However, when questioned about the marks by police, Lewis claimed she had been involved with a collision with a deer in September that year. Digital evidence was also collected from Lewis’ phone, which revealed she had been looking at Dorset Police’s press releases following news of their enquiries.

Mr Turner added that Lewis was taking a keen interest.

He said: “The defendant had numerous opportunities to come forward. There were interviews with the defendant, who had the opportunity to accept involvement in the incident.”

Jonathan Morrisey, mitigating, argued that Lewis was not necessarily at fault, because of the sightlines on the evening of the incident.

He told the judge: “Please examine the question of culpability and the psychiatrist report which gives an explanation of how the question of failing to stop at a scene of an accident and failure to report it came into being.”

The court heard that Lewis suffers from a mental health disorder, and often ‘separates herself from reality as a coping mechanism’.

As a result of the lack of witnesses and due to the fact that the victim was crossing the road, police were unable to determine culpability – who was to blame – this is why Lewis faced charges of failing to stop and failing to report, instead of more serious offences.

Lewis was disqualified from driving for 12 months and ordered to carry out 250 hours of unpaid community work. She was ordered to pay £300 court costs and a £115 victim surcharge.

District Judge Stephen Nicholls said: “The court extends its sympathies to the family of the deceased.”

After the sentencing, Inspector Joe Pardey, who led the investigation for Dorset Police said: “From my point of view the sentencing shows there’s a clear message – if you fail to stop at a scene of a collision it’s highly likely you will lose your liberty and go to prison.

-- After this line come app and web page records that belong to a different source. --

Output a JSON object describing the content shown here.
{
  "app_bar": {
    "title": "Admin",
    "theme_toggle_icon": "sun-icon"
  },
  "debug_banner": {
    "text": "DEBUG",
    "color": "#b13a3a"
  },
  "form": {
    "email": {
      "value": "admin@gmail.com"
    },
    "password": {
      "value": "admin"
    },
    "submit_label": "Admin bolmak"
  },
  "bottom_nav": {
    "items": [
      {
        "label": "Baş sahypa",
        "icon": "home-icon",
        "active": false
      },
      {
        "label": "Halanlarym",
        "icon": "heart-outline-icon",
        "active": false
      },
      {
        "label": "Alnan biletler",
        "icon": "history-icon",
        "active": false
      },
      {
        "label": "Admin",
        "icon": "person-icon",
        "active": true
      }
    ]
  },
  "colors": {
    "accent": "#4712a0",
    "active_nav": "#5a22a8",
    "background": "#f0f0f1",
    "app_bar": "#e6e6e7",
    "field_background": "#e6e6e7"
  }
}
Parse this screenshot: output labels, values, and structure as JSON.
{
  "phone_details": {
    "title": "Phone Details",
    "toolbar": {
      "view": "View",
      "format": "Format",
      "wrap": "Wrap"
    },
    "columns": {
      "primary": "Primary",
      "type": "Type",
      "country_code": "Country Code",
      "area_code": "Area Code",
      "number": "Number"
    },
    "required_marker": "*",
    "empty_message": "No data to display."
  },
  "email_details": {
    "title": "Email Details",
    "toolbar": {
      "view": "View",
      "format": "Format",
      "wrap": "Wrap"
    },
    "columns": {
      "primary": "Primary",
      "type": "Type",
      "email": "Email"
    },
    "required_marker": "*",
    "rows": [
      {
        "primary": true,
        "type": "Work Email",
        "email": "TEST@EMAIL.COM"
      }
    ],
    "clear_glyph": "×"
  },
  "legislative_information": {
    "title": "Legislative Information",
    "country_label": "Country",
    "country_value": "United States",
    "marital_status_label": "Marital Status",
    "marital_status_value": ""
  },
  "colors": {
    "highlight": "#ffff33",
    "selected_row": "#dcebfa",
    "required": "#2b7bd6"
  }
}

“We will find you and you will end up in a court room; we are determined to get justice for the victims.”

Dorset Echo:

Melissa Lewis' damaged car

In an update today, Dorset Police said following a thorough investigation and advice from the Crown Prosecution Service, Lewis was not charged in relation to causing the collision as it is believed her view of the road and Miss Prisacaru’s view of her car was blocked by a second vehicle that had pulled out of a junction. 
Inspector Joe Pardey said: “The events of Wednesday 27 December 2017 led to the tragic death of Erika Prisacaru.

“It is clear from the evidence available that the vehicle Lewis was driving and Miss Prisacaru collided with each other. There can be no dispute that Lewis was involved in a collision with the pedestrian as she was crossing the road.

“Melissa Lewis had a lawful duty to stop and remain at the scene. For whatever reason she chose not to. The subsequent investigation into identifying her and her vehicle saw officers working round the clock for seven days. At no time did she make any attempts to come forward.

“It could also be argued that it was morally indefensible that she failed to stop knowing that she had been involved in a serious collision and failed to come forward afterwards.

“I would like to pay tribute to the investigation team and colleagues across the force for their immense determination and professionalism in painstakingly gathering and reviewing evidence until we identified Lewis and her car.

“Today’s sentence demonstrates our commitment and dedication to find and bring people to justice. Our thoughts remain with Miss Prisacaru’s friends and family, particularly her six-year-old son Andrei who is now being cared for by relatives.”